[[ Data for this exercise, beginning ]]

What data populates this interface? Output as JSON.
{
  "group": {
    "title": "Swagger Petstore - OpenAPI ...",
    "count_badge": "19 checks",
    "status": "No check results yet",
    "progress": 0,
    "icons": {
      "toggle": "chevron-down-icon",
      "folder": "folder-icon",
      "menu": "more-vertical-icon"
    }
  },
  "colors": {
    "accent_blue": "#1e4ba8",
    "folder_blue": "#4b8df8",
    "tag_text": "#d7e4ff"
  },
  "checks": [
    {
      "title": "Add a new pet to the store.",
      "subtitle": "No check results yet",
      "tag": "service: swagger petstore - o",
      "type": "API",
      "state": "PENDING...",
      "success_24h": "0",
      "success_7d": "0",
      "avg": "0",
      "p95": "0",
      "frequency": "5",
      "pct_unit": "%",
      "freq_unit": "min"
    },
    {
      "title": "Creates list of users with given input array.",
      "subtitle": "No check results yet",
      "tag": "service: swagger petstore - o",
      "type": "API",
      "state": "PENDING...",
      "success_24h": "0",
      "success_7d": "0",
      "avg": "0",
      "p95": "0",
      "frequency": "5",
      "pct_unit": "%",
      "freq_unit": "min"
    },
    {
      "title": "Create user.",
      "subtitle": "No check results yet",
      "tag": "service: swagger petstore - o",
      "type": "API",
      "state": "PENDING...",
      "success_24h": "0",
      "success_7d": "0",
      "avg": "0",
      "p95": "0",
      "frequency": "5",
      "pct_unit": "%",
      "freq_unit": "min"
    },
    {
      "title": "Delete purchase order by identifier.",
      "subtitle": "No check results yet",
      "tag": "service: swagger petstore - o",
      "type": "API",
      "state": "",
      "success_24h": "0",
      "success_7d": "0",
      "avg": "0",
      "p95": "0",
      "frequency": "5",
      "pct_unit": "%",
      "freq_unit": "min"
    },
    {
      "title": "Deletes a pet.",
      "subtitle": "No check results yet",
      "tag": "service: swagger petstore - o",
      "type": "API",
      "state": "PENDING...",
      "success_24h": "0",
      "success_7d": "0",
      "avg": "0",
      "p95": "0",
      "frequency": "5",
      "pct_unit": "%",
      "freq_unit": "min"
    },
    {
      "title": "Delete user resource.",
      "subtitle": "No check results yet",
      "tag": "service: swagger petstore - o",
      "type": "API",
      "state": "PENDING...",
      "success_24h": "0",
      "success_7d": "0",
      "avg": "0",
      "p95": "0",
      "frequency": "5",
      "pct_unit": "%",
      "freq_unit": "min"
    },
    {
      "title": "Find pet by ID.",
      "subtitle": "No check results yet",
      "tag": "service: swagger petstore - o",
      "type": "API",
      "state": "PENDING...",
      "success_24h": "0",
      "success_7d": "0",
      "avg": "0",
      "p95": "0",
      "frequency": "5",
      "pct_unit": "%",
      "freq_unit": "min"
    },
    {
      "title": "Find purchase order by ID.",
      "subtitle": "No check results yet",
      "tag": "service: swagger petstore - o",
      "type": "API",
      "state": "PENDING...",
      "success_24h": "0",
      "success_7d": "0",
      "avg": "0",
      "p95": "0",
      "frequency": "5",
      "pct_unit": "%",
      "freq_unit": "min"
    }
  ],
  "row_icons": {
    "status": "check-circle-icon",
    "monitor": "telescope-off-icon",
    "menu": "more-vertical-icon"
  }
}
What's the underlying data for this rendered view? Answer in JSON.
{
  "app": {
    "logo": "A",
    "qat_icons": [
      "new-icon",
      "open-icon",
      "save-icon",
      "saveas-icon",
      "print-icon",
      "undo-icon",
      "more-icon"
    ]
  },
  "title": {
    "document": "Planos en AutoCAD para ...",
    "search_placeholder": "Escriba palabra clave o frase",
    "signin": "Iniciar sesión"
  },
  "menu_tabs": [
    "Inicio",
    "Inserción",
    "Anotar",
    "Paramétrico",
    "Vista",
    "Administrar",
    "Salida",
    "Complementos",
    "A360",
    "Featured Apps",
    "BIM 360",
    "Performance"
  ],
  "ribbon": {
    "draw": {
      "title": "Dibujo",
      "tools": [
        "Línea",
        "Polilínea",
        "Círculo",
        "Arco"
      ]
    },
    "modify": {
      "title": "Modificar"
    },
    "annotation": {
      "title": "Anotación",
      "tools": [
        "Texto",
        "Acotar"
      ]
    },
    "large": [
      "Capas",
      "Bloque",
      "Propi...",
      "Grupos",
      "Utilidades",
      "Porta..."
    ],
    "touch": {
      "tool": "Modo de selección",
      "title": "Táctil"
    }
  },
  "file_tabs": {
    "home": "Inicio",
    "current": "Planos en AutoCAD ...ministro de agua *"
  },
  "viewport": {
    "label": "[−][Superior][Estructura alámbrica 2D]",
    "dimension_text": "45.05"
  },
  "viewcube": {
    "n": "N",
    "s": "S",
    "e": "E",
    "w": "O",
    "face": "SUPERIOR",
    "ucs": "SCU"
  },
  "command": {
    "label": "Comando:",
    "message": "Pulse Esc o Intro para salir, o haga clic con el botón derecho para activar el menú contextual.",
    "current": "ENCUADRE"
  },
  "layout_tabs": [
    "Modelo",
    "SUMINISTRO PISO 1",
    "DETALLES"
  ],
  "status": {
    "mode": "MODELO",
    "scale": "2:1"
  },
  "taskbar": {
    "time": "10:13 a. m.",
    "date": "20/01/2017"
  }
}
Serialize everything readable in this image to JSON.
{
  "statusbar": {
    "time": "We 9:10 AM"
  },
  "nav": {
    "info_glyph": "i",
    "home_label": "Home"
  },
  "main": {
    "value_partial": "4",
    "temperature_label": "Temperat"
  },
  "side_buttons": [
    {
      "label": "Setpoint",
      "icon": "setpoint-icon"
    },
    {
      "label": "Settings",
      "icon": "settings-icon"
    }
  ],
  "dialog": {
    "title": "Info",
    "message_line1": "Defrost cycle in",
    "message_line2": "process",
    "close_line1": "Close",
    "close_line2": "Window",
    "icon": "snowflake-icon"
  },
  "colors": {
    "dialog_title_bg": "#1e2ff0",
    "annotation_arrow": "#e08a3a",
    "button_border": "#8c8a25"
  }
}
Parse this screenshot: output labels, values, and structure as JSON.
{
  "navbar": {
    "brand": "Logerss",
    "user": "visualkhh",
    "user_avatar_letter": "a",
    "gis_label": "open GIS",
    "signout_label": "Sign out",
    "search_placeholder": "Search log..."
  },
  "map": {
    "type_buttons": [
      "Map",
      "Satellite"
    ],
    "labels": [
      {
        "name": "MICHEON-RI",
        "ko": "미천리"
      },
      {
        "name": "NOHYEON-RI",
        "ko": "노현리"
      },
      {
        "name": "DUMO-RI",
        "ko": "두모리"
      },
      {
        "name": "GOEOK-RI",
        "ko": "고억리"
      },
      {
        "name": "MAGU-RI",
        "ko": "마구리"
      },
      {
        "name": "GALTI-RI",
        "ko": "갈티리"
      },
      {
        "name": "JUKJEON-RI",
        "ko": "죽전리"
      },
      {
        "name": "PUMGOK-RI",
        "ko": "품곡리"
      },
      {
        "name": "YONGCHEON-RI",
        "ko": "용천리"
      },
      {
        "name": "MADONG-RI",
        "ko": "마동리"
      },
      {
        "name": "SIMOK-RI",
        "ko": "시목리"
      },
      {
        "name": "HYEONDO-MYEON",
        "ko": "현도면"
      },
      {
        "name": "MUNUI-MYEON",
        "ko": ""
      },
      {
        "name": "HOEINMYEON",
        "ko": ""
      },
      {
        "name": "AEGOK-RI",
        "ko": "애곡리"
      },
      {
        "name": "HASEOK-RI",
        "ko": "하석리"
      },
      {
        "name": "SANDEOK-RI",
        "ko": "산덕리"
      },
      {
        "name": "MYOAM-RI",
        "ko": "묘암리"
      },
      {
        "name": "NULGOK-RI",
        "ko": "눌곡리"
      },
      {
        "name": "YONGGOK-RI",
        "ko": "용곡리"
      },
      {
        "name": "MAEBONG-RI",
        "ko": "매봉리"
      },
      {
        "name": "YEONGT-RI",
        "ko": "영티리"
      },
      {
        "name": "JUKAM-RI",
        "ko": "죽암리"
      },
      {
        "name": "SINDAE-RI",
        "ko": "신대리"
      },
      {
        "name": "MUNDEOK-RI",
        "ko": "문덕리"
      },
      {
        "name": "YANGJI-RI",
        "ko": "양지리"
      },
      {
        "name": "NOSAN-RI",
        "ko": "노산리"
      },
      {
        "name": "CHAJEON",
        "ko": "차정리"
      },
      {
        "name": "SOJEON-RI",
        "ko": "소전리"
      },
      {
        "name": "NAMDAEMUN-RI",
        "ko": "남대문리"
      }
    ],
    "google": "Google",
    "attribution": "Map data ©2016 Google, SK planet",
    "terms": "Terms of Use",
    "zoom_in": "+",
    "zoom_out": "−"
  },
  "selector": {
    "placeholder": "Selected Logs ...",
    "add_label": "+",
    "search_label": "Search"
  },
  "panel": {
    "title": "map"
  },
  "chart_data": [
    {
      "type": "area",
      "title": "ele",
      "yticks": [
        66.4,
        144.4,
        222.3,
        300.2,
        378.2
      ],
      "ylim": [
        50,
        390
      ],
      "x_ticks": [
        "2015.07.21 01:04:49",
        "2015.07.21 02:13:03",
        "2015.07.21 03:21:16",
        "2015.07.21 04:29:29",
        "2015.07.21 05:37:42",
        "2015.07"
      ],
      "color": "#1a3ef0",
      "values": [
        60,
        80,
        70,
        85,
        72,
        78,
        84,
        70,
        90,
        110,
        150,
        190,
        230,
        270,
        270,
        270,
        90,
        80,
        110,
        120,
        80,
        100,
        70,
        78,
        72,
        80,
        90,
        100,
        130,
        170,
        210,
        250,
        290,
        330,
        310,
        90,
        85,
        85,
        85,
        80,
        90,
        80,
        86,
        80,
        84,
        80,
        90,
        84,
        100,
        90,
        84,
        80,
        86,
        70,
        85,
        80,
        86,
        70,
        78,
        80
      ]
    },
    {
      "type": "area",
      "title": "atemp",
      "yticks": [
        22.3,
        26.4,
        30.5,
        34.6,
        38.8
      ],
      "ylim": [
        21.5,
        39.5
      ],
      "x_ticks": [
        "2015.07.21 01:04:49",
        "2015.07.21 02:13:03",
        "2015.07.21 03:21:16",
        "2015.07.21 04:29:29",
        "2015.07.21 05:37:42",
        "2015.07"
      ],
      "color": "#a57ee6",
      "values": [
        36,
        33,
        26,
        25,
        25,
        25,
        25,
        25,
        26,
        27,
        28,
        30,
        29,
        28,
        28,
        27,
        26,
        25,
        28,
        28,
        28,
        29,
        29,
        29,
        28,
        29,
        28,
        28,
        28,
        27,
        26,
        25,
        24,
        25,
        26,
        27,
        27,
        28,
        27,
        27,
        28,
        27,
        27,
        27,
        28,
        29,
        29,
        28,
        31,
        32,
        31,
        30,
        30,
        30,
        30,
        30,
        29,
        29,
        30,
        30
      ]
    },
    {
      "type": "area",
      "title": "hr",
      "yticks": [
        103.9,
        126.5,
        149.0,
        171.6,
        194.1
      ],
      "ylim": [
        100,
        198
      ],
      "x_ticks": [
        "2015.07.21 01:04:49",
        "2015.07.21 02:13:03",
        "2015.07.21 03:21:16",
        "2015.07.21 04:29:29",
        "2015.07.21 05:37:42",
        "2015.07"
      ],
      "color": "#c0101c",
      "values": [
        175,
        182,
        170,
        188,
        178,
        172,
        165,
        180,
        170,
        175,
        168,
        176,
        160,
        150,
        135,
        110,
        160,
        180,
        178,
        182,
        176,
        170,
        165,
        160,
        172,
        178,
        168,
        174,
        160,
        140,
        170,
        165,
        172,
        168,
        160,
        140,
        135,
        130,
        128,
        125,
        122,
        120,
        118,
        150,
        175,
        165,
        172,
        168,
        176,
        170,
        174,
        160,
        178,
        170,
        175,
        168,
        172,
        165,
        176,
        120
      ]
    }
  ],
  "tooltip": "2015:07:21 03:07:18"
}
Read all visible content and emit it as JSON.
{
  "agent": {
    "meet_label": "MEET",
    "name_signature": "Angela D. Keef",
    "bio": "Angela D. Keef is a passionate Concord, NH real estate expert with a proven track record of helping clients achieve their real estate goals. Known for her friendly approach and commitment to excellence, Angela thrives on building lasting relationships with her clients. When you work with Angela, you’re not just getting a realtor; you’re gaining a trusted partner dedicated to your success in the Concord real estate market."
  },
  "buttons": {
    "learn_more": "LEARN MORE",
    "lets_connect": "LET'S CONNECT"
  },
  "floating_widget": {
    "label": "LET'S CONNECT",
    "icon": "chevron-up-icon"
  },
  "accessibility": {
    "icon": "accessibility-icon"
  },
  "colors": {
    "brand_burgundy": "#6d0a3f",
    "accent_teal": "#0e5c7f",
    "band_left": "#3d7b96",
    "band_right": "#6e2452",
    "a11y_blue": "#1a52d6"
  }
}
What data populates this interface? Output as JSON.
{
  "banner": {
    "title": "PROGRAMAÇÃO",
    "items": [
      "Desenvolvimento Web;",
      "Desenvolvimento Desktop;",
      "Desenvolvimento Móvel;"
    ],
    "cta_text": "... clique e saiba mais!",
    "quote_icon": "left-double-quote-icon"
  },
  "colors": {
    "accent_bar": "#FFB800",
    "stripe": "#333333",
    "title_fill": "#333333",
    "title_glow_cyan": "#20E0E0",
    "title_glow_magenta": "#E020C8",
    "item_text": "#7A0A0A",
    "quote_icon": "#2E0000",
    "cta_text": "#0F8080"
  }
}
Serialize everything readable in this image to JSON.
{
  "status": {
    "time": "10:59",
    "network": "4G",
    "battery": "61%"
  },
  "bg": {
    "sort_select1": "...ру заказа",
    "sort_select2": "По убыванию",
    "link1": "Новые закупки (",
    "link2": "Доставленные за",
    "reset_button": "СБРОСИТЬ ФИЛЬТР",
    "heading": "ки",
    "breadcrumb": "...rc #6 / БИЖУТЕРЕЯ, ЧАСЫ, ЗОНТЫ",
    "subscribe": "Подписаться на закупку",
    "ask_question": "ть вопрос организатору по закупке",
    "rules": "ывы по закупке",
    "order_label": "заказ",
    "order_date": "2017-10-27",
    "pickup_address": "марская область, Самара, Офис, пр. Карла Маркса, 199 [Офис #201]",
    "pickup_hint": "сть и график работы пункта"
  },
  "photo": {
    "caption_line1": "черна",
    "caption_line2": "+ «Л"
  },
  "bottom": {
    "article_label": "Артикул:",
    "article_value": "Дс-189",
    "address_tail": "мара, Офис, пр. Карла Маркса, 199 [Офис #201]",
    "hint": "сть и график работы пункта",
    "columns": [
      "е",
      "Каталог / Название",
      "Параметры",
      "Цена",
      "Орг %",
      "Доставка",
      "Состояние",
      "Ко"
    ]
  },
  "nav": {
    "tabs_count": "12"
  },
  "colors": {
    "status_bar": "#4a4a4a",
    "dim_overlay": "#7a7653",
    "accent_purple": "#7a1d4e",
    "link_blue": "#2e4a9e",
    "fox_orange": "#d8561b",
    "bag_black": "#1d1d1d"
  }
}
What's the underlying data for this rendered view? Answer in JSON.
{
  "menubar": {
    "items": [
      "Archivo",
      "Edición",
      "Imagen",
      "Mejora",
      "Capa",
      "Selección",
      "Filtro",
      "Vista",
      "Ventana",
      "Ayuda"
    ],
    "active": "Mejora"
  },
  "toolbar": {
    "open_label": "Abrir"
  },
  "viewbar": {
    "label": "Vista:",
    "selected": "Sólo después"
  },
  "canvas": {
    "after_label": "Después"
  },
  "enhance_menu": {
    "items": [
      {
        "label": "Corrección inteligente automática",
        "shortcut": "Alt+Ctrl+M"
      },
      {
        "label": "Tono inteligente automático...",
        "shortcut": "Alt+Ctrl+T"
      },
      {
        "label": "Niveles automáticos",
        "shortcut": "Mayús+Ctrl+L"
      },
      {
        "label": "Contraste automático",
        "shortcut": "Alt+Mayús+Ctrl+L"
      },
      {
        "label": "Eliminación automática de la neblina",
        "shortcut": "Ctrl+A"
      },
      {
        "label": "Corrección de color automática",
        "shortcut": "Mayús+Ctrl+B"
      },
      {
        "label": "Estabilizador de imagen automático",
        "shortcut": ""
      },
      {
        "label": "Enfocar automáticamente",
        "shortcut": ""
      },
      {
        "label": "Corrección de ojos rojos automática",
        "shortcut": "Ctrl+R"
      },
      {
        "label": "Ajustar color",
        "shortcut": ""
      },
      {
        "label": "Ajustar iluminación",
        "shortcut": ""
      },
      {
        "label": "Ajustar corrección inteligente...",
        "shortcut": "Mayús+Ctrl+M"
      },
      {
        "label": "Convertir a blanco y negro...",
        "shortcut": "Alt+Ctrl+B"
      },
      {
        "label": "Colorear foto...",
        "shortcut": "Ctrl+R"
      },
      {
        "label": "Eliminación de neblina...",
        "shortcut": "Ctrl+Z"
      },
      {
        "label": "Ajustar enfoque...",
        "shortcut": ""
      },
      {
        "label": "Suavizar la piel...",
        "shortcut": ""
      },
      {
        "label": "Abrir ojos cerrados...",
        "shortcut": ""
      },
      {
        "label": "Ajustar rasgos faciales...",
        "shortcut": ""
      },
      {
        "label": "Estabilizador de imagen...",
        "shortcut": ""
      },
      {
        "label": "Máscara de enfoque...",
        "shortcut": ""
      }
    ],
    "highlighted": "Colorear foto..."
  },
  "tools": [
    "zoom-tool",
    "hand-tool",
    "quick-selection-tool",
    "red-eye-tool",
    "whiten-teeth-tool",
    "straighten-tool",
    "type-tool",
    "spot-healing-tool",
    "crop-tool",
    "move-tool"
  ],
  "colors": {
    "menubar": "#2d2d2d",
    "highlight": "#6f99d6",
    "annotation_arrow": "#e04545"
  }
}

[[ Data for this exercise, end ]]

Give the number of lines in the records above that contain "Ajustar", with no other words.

5